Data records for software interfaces
================
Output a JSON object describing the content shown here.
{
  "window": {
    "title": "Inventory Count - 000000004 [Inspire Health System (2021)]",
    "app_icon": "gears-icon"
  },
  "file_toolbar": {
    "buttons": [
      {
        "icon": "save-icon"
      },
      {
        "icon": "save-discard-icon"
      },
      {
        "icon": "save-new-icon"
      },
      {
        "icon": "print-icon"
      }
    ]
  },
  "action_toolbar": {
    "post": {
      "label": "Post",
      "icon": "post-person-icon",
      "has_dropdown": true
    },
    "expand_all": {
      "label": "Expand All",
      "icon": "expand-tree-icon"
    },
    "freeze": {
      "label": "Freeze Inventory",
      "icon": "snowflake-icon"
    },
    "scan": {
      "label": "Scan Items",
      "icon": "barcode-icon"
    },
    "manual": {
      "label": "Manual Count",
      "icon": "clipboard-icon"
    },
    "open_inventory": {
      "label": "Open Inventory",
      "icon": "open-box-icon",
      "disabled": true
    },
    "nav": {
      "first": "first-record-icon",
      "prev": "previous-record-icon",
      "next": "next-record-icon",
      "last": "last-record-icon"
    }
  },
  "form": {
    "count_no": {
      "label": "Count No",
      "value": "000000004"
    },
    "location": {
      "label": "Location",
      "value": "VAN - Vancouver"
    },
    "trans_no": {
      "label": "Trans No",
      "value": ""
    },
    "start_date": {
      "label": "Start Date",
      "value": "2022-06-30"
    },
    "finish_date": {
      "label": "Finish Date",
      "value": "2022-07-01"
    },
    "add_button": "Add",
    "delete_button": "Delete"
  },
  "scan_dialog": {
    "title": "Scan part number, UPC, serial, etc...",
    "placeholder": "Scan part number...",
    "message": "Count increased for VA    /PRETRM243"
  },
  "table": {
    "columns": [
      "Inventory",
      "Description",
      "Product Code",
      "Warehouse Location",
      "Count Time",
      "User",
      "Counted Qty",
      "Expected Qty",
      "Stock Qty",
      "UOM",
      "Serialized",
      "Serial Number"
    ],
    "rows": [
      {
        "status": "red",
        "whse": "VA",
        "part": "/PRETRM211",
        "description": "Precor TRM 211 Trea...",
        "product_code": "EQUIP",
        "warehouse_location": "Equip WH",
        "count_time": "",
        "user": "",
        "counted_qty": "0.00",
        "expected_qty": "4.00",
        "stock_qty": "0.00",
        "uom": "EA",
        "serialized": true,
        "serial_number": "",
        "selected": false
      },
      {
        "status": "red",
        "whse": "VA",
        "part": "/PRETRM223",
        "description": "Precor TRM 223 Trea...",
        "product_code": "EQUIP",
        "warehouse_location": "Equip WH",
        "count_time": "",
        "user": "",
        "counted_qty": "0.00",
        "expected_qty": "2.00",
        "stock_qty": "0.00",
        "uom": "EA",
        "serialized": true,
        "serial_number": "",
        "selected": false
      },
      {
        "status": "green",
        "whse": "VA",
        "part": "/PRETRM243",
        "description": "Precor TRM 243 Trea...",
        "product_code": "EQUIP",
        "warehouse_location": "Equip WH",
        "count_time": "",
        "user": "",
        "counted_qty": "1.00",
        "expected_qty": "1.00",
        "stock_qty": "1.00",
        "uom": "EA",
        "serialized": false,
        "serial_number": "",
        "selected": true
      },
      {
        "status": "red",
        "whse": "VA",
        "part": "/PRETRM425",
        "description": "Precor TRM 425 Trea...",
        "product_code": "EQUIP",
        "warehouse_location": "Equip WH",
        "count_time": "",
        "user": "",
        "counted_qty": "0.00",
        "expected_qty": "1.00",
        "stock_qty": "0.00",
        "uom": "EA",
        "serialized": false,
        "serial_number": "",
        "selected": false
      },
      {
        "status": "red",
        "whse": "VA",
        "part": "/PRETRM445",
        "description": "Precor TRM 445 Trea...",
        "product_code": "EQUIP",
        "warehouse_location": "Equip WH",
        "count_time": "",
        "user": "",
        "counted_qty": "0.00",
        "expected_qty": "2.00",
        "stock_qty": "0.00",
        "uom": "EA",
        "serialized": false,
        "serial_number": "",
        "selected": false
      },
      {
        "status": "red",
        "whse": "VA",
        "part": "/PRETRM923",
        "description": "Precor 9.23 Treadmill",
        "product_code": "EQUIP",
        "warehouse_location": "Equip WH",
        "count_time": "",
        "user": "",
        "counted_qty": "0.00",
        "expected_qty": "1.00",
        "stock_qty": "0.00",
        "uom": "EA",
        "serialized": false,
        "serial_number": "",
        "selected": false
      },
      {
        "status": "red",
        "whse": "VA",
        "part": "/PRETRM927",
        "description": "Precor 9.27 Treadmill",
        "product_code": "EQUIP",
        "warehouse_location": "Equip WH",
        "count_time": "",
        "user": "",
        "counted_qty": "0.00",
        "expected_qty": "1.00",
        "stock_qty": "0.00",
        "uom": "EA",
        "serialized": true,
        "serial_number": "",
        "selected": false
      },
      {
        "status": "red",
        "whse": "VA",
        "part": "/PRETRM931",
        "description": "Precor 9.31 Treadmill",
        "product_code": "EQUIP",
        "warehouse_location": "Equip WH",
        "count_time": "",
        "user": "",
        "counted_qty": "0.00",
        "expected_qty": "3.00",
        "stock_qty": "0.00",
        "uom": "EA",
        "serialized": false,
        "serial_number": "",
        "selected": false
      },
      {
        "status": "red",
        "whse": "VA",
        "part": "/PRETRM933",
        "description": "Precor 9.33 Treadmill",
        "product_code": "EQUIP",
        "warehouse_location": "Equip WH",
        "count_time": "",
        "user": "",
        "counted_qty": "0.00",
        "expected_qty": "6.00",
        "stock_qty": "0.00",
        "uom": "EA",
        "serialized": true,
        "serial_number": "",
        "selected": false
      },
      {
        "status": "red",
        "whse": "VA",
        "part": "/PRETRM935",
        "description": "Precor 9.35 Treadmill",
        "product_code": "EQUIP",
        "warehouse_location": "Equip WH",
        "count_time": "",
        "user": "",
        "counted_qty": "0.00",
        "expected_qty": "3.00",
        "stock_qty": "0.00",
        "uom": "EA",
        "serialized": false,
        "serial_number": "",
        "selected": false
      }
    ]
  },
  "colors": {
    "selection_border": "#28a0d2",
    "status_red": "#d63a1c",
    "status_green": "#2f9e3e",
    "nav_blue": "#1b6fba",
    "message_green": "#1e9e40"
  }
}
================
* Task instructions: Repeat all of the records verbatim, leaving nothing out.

* Solution for this exercise:
Output a JSON object describing the content shown here.
{
  "window": {
    "title": "Inventory Count - 000000004 [Inspire Health System (2021)]",
    "app_icon": "gears-icon"
  },
  "file_toolbar": {
    "buttons": [
      {
        "icon": "save-icon"
      },
      {
        "icon": "save-discard-icon"
      },
      {
        "icon": "save-new-icon"
      },
      {
        "icon": "print-icon"
      }
    ]
  },
  "action_toolbar": {
    "post": {
      "label": "Post",
      "icon": "post-person-icon",
      "has_dropdown": true
    },
    "expand_all": {
      "label": "Expand All",
      "icon": "expand-tree-icon"
    },
    "freeze": {
      "label": "Freeze Inventory",
      "icon": "snowflake-icon"
    },
    "scan": {
      "label": "Scan Items",
      "icon": "barcode-icon"
    },
    "manual": {
      "label": "Manual Count",
      "icon": "clipboard-icon"
    },
    "open_inventory": {
      "label": "Open Inventory",
      "icon": "open-box-icon",
      "disabled": true
    },
    "nav": {
      "first": "first-record-icon",
      "prev": "previous-record-icon",
      "next": "next-record-icon",
      "last": "last-record-icon"
    }
  },
  "form": {
    "count_no": {
      "label": "Count No",
      "value": "000000004"
    },
    "location": {
      "label": "Location",
      "value": "VAN - Vancouver"
    },
    "trans_no": {
      "label": "Trans No",
      "value": ""
    },
    "start_date": {
      "label": "Start Date",
      "value": "2022-06-30"
    },
    "finish_date": {
      "label": "Finish Date",
      "value": "2022-07-01"
    },
    "add_button": "Add",
    "delete_button": "Delete"
  },
  "scan_dialog": {
    "title": "Scan part number, UPC, serial, etc...",
    "placeholder": "Scan part number...",
    "message": "Count increased for VA    /PRETRM243"
  },
  "table": {
    "columns": [
      "Inventory",
      "Description",
      "Product Code",
      "Warehouse Location",
      "Count Time",
      "User",
      "Counted Qty",
      "Expected Qty",
      "Stock Qty",
      "UOM",
      "Serialized",
      "Serial Number"
    ],
    "rows": [
      {
        "status": "red",
        "whse": "VA",
        "part": "/PRETRM211",
        "description": "Precor TRM 211 Trea...",
        "product_code": "EQUIP",
        "warehouse_location": "Equip WH",
        "count_time": "",
        "user": "",
        "counted_qty": "0.00",
        "expected_qty": "4.00",
        "stock_qty": "0.00",
        "uom": "EA",
        "serialized": true,
        "serial_number": "",
        "selected": false
      },
      {
        "status": "red",
        "whse": "VA",
        "part": "/PRETRM223",
        "description": "Precor TRM 223 Trea...",
        "product_code": "EQUIP",
        "warehouse_location": "Equip WH",
        "count_time": "",
        "user": "",
        "counted_qty": "0.00",
        "expected_qty": "2.00",
        "stock_qty": "0.00",
        "uom": "EA",
        "serialized": true,
        "serial_number": "",
        "selected": false
      },
      {
        "status": "green",
        "whse": "VA",
        "part": "/PRETRM243",
        "description": "Precor TRM 243 Trea...",
        "product_code": "EQUIP",
        "warehouse_location": "Equip WH",
        "count_time": "",
        "user": "",
        "counted_qty": "1.00",
        "expected_qty": "1.00",
        "stock_qty": "1.00",
        "uom": "EA",
        "serialized": false,
        "serial_number": "",
        "selected": true
      },
      {
        "status": "red",
        "whse": "VA",
        "part": "/PRETRM425",
        "description": "Precor TRM 425 Trea...",
        "product_code": "EQUIP",
        "warehouse_location": "Equip WH",
        "count_time": "",
        "user": "",
        "counted_qty": "0.00",
        "expected_qty": "1.00",
        "stock_qty": "0.00",
        "uom": "EA",
        "serialized": false,
        "serial_number": "",
        "selected": false
      },
      {
        "status": "red",
        "whse": "VA",
        "part": "/PRETRM445",
        "description": "Precor TRM 445 Trea...",
        "product_code": "EQUIP",
        "warehouse_location": "Equip WH",
        "count_time": "",
        "user": "",
        "counted_qty": "0.00",
        "expected_qty": "2.00",
        "stock_qty": "0.00",
        "uom": "EA",
        "serialized": false,
        "serial_number": "",
        "selected": false
      },
      {
        "status": "red",
        "whse": "VA",
        "part": "/PRETRM923",
        "description": "Precor 9.23 Treadmill",
        "product_code": "EQUIP",
        "warehouse_location": "Equip WH",
        "count_time": "",
        "user": "",
        "counted_qty": "0.00",
        "expected_qty": "1.00",
        "stock_qty": "0.00",
        "uom": "EA",
        "serialized": false,
        "serial_number": "",
        "selected": false
      },
      {
        "status": "red",
        "whse": "VA",
        "part": "/PRETRM927",
        "description": "Precor 9.27 Treadmill",
        "product_code": "EQUIP",
        "warehouse_location": "Equip WH",
        "count_time": "",
        "user": "",
        "counted_qty": "0.00",
        "expected_qty": "1.00",
        "stock_qty": "0.00",
        "uom": "EA",
        "serialized": true,
        "serial_number": "",
        "selected": false
      },
      {
        "status": "red",
        "whse": "VA",
        "part": "/PRETRM931",
        "description": "Precor 9.31 Treadmill",
        "product_code": "EQUIP",
        "warehouse_location": "Equip WH",
        "count_time": "",
        "user": "",
        "counted_qty": "0.00",
        "expected_qty": "3.00",
        "stock_qty": "0.00",
        "uom": "EA",
        "serialized": false,
        "serial_number": "",
        "selected": false
      },
      {
        "status": "red",
        "whse": "VA",
        "part": "/PRETRM933",
        "description": "Precor 9.33 Treadmill",
        "product_code": "EQUIP",
        "warehouse_location": "Equip WH",
        "count_time": "",
        "user": "",
        "counted_qty": "0.00",
        "expected_qty": "6.00",
        "stock_qty": "0.00",
        "uom": "EA",
        "serialized": true,
        "serial_number": "",
        "selected": false
      },
      {
        "status": "red",
        "whse": "VA",
        "part": "/PRETRM935",
        "description": "Precor 9.35 Treadmill",
        "product_code": "EQUIP",
        "warehouse_location": "Equip WH",
        "count_time": "",
        "user": "",
        "counted_qty": "0.00",
        "expected_qty": "3.00",
        "stock_qty": "0.00",
        "uom": "EA",
        "serialized": false,
        "serial_number": "",
        "selected": false
      }
    ]
  },
  "colors": {
    "selection_border": "#28a0d2",
    "status_red": "#d63a1c",
    "status_green": "#2f9e3e",
    "nav_blue": "#1b6fba",
    "message_green": "#1e9e40"
  }
}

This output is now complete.